Over $$\mathbb Q(\mu_3)$$, the $$3$$-torsion points define an $$SL_2(\mathbb Z/3)$$-covering of the modular curve, and this map is simply the map associated by the Galois correspondence to the subgroup $$\Gamma(\gamma_2)$$ of $$SL_2(\mathbb Z/3)$$. So by the Galois correspondence, the fiber has a rational point if and only if the action of the absolute Galois group of $$\mathbb Q(j, \tau, \sqrt{-3})$$ on the fiber factors through $$\Gamma(\gamma_2)$$.

To check this, we split into two cases depending on whether $$3$$ is split or inert in $$\tau$$. In either case, there is a natural action of the ring of integers of $$\mathbb Q(\tau)$$ on the $$3$$-torsion points which the Galois group commutes with. The action necessarily factors through the ring of integers mod $$3$$. If $$3$$ is split, the ring of integers mod $$3$$ is $$\mathbb F_3 \times \mathbb F_3$$, acting diagonalizably, and so the Galois group consists of elements that commute with it, which must lie in $$\mathbb F_3^\times \times \mathbb F_3^\times$$ (or the determinant $$1$$ elements of it). If $$3$$ is inert, the ring is $$\mathbb F_9$$, and so the Galois group must lie in $$\mathbb F_9^\times$$ (or the determinant $$1$$ elements of it). No matter how one of these two subgroups is conjugated, they must lie in the subgroup you have written down (for instance because it contains all the elements of order a power of $$2$$).

The group $$\mathbb F_3^\times \times \mathbb F_3^\times$$ here is a split Cartan, as are all its conjugates, and $$\mathbb F_9^\times$$ and all its conjugates are non-split Cartans.

• Split or non-split Cartan where? (You mention $\mathrm{SL}_2(\mathbb F_3)$, but neither $\mathbb F_3^\times \times \mathbb F_3^\times$ nor $\mathbb F_9^\times$ embeds in it.) – LSpice Dec 11 '18 at 20:55

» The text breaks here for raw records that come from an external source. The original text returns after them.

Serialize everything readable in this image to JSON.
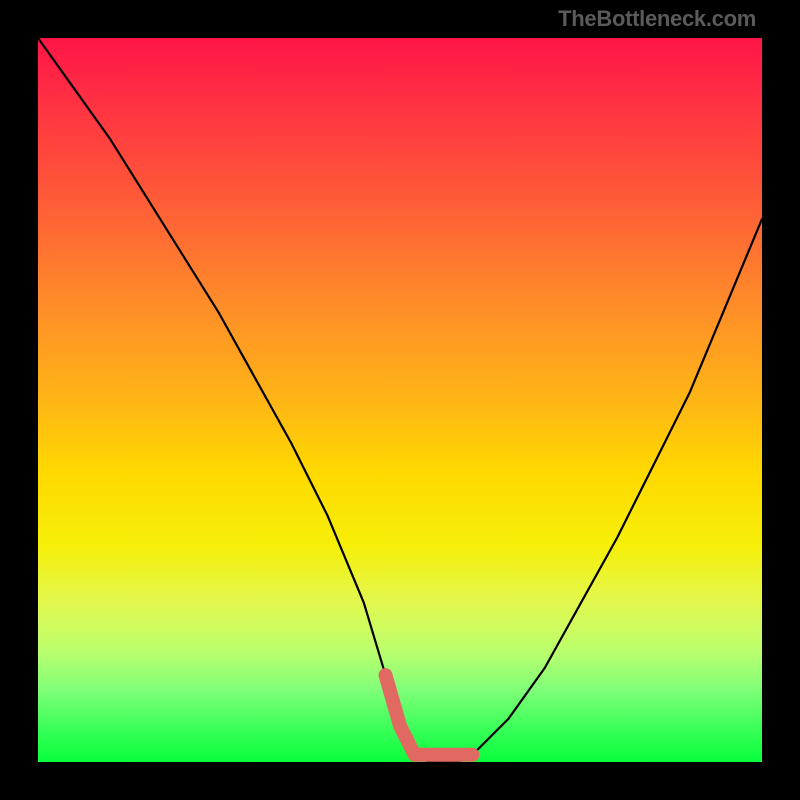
{
  "watermark": "TheBottleneck.com",
  "chart_data": {
    "type": "line",
    "title": "",
    "xlabel": "",
    "ylabel": "",
    "xlim": [
      0,
      100
    ],
    "ylim": [
      0,
      100
    ],
    "x": [
      0,
      5,
      10,
      15,
      20,
      25,
      30,
      35,
      40,
      45,
      48,
      50,
      52,
      54,
      56,
      58,
      60,
      65,
      70,
      75,
      80,
      85,
      90,
      95,
      100
    ],
    "y": [
      100,
      93,
      86,
      78,
      70,
      62,
      53,
      44,
      34,
      22,
      12,
      5,
      1,
      0,
      0,
      0,
      1,
      6,
      13,
      22,
      31,
      41,
      51,
      63,
      75
    ],
    "highlight_range_x": [
      48,
      60
    ],
    "highlight_y": 1,
    "gradient_stops": [
      {
        "pos": 0.0,
        "color": "#ff1547"
      },
      {
        "pos": 0.22,
        "color": "#ff5a38"
      },
      {
        "pos": 0.5,
        "color": "#ffb516"
      },
      {
        "pos": 0.7,
        "color": "#f6ef08"
      },
      {
        "pos": 0.9,
        "color": "#7fff78"
      },
      {
        "pos": 1.0,
        "color": "#08ff3d"
      }
    ]
  }
}
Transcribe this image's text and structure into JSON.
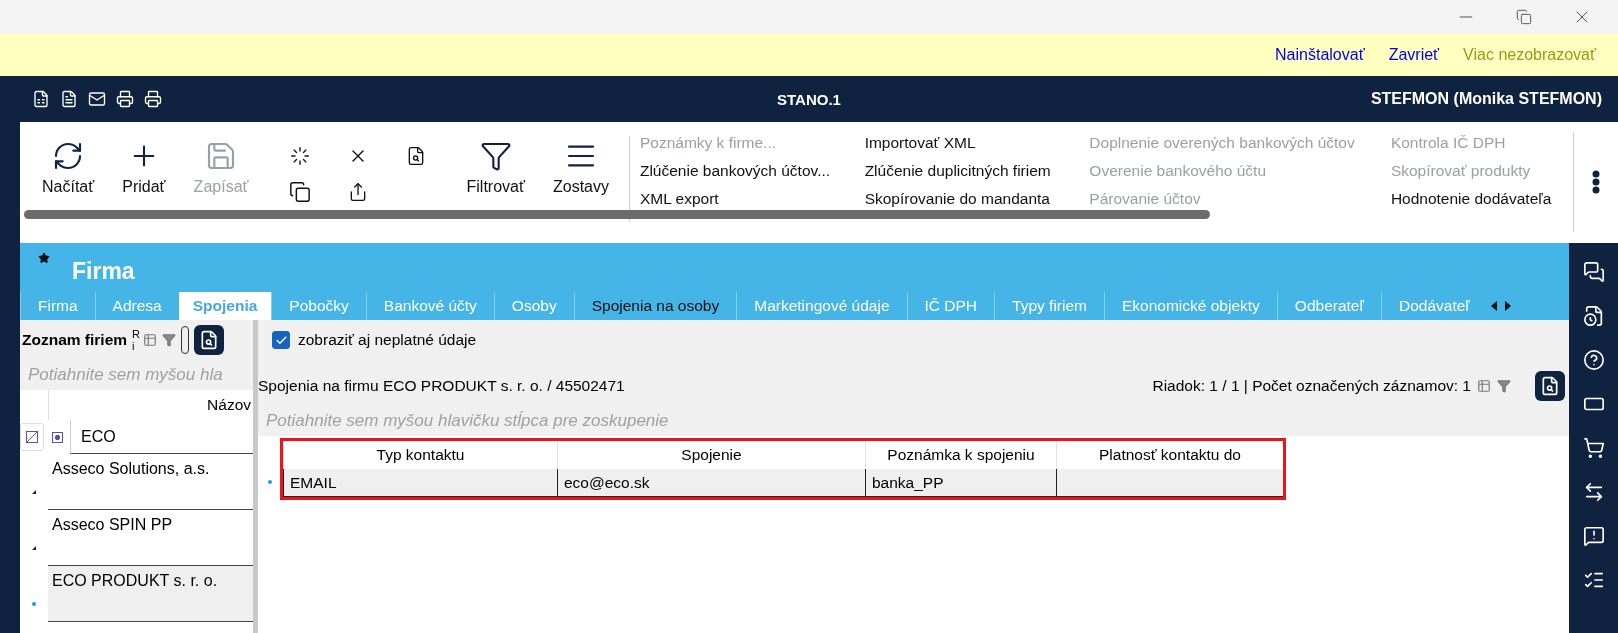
{
  "notification_bar": {
    "links": [
      {
        "label": "Nainštalovať",
        "kind": "action"
      },
      {
        "label": "Zavrieť",
        "kind": "action"
      },
      {
        "label": "Viac nezobrazovať",
        "kind": "muted"
      }
    ]
  },
  "header": {
    "title": "STANO.1",
    "user": "STEFMON (Monika STEFMON)"
  },
  "toolbar": {
    "buttons": [
      {
        "label": "Načítať",
        "disabled": false
      },
      {
        "label": "Pridať",
        "disabled": false
      },
      {
        "label": "Zapísať",
        "disabled": true
      },
      {
        "label": "Filtrovať",
        "disabled": false
      },
      {
        "label": "Zostavy",
        "disabled": false
      }
    ],
    "commands": [
      [
        {
          "label": "Poznámky k firme...",
          "disabled": true
        },
        {
          "label": "Zlúčenie bankových účtov...",
          "disabled": false
        },
        {
          "label": "XML export",
          "disabled": false
        }
      ],
      [
        {
          "label": "Importovať XML",
          "disabled": false
        },
        {
          "label": "Zlúčenie duplicitných firiem",
          "disabled": false
        },
        {
          "label": "Skopírovanie do mandanta",
          "disabled": false
        }
      ],
      [
        {
          "label": "Doplnenie overených bankových účtov",
          "disabled": true
        },
        {
          "label": "Overenie bankového účtu",
          "disabled": true
        },
        {
          "label": "Párovanie účtov",
          "disabled": true
        }
      ],
      [
        {
          "label": "Kontrola IČ DPH",
          "disabled": true
        },
        {
          "label": "Skopírovať produkty",
          "disabled": true
        },
        {
          "label": "Hodnotenie dodávateľa",
          "disabled": false
        }
      ]
    ]
  },
  "page": {
    "title": "Firma",
    "tabs": [
      {
        "label": "Firma",
        "selected": false,
        "hovered": false
      },
      {
        "label": "Adresa",
        "selected": false,
        "hovered": false
      },
      {
        "label": "Spojenia",
        "selected": true,
        "hovered": false
      },
      {
        "label": "Pobočky",
        "selected": false,
        "hovered": false
      },
      {
        "label": "Bankové účty",
        "selected": false,
        "hovered": false
      },
      {
        "label": "Osoby",
        "selected": false,
        "hovered": false
      },
      {
        "label": "Spojenia na osoby",
        "selected": false,
        "hovered": true
      },
      {
        "label": "Marketingové údaje",
        "selected": false,
        "hovered": false
      },
      {
        "label": "IČ DPH",
        "selected": false,
        "hovered": false
      },
      {
        "label": "Typy firiem",
        "selected": false,
        "hovered": false
      },
      {
        "label": "Ekonomické objekty",
        "selected": false,
        "hovered": false
      },
      {
        "label": "Odberateľ",
        "selected": false,
        "hovered": false
      },
      {
        "label": "Dodávateľ",
        "selected": false,
        "hovered": false
      }
    ]
  },
  "company_list": {
    "title": "Zoznam firiem",
    "cut_label": "Ri",
    "group_hint": "Potiahnite sem myšou hla",
    "column": "Názov",
    "filter": "ECO",
    "rows": [
      {
        "name": "Asseco Solutions, a.s.",
        "selected": false
      },
      {
        "name": "Asseco SPIN PP",
        "selected": false
      },
      {
        "name": "ECO PRODUKT s. r. o.",
        "selected": true
      }
    ]
  },
  "contacts": {
    "show_invalid": {
      "label": "zobraziť aj neplatné údaje",
      "checked": true
    },
    "title": "Spojenia na firmu ECO PRODUKT s. r. o. / 45502471",
    "status": "Riadok: 1 / 1 | Počet označených záznamov: 1",
    "group_hint": "Potiahnite sem myšou hlavičku stĺpca pre zoskupenie",
    "columns": [
      "Typ kontaktu",
      "Spojenie",
      "Poznámka k spojeniu",
      "Platnosť kontaktu do"
    ],
    "rows": [
      {
        "type": "EMAIL",
        "contact": "eco@eco.sk",
        "note": "banka_PP",
        "selected": true
      }
    ]
  }
}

• @LSpice Those are the split and non-split Cartans in $GL_2$. For the split and non-split Cartan's in $SL_2$, you take the subgroup of norm $1$ elements from each. – Will Sawin Dec 11 '18 at 22:38

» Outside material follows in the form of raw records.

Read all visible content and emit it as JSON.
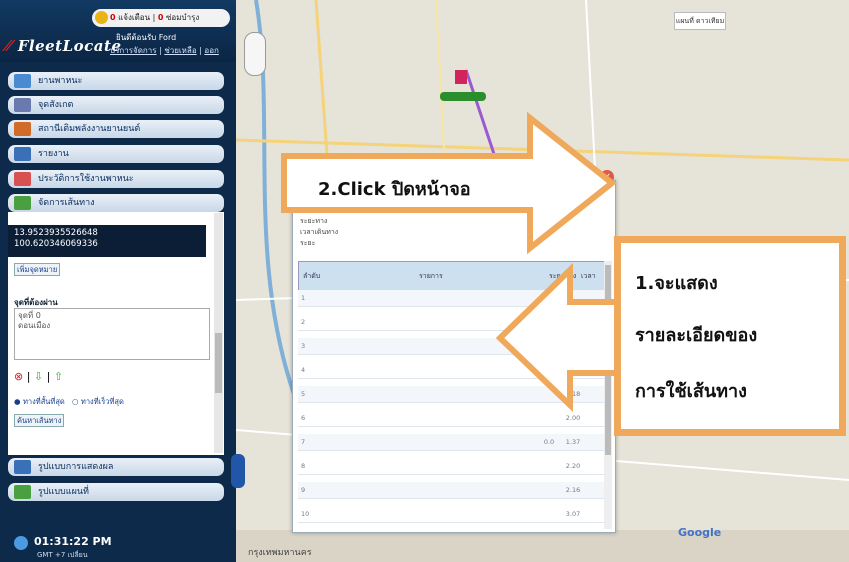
{
  "header": {
    "alert_count_1": "0",
    "alert_label_1": "แจ้งเตือน",
    "alert_count_2": "0",
    "alert_label_2": "ซ่อมบำรุง",
    "logo": "FleetLocate",
    "user_name": "ยินดีต้อนรับ Ford",
    "link_services": "บริการจัดการ",
    "link_help": "ช่วยเหลือ",
    "link_logout": "ออก"
  },
  "sidebar": {
    "items": [
      {
        "label": "ยานพาหนะ",
        "icon": "vehicle-icon",
        "color": "#4a8ad0"
      },
      {
        "label": "จุดสังเกต",
        "icon": "home-icon",
        "color": "#6a7ab0"
      },
      {
        "label": "สถานีเติมพลังงานยานยนต์",
        "icon": "fuel-pump-icon",
        "color": "#d06b2a"
      },
      {
        "label": "รายงาน",
        "icon": "report-icon",
        "color": "#3a70b8"
      },
      {
        "label": "ประวัติการใช้งานพาหนะ",
        "icon": "history-icon",
        "color": "#d85050"
      },
      {
        "label": "จัดการเส้นทาง",
        "icon": "route-icon",
        "color": "#4aa040"
      }
    ],
    "bottom_items": [
      {
        "label": "รูปแบบการแสดงผล",
        "icon": "display-icon",
        "color": "#3a70b8"
      },
      {
        "label": "รูปแบบแผนที่",
        "icon": "map-style-icon",
        "color": "#4aa040"
      }
    ]
  },
  "route_panel": {
    "lat": "13.9523935526648",
    "lng": "100.620346069336",
    "pick_button": "เพิ่มจุดหมาย",
    "waypoints_title": "จุดที่ต้องผ่าน",
    "waypoint_1": "จุดที่ 0",
    "waypoint_2": "ดอนเมือง",
    "option_shortest": "ทางที่สั้นที่สุด",
    "option_fastest": "ทางที่เร็วที่สุด",
    "search_button": "ค้นหาเส้นทาง"
  },
  "clock": {
    "time": "01:31:22 PM",
    "timezone": "GMT +7 เปลี่ยน"
  },
  "map": {
    "map_type": "แผนที่ ดาวเทียม",
    "bottom_label": "กรุงเทพมหานคร",
    "google": "Google",
    "popup_info_1": "ระยะทาง",
    "popup_info_2": "เวลาเดินทาง",
    "popup_info_3": "ระยะ",
    "table_headers": [
      "ลำดับ",
      "รายการ",
      "ระยะทาง",
      "เวลา"
    ],
    "table_rows": [
      {
        "n": "1",
        "dist": "",
        "min": ""
      },
      {
        "n": "2",
        "dist": "",
        "min": ""
      },
      {
        "n": "3",
        "dist": "",
        "min": ""
      },
      {
        "n": "4",
        "dist": "",
        "min": "4.72"
      },
      {
        "n": "5",
        "dist": "",
        "min": "1.18"
      },
      {
        "n": "6",
        "dist": "",
        "min": "2.00"
      },
      {
        "n": "7",
        "dist": "0.0",
        "min": "1.37"
      },
      {
        "n": "8",
        "dist": "",
        "min": "2.20"
      },
      {
        "n": "9",
        "dist": "",
        "min": "2.16"
      },
      {
        "n": "10",
        "dist": "",
        "min": "3.07"
      }
    ]
  },
  "annotations": {
    "click_note": "2.Click ปิดหน้าจอ",
    "detail_line_1": "1.จะแสดง",
    "detail_line_2": "รายละเอียดของ",
    "detail_line_3": "การใช้เส้นทาง",
    "arrow_color": "#f0a85a"
  }
}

• You write $\mathbb{Q}(j, \tau, \sqrt{-3})$ a few times. To check my understanding, this is a typo for $\mathbb{Q}(j(\tau), \sqrt{-3})$, right? Nice answer! – David E Speyer Dec 13 '18 at 16:02
• @DavidESpeyer Thanks! I just wanted to also adjoin $\tau$ (which is a quadratic irrational) so the endomorphisms will also be defined over the base field. Otherwise we would have to work with the normalizers of the endomorphism rings, which would be slightly more complicated. – Will Sawin Dec 13 '18 at 16:17
• Re mathoverflow.net/questions/316958/… : Oh, I see; I missed the "or the determinant 1 elements of it" addenda, and was wondering how we'd got to $\mathrm{GL}_2$ from the poster's question which seemed to be about $\mathrm{SL}_2$. – LSpice Dec 13 '18 at 17:40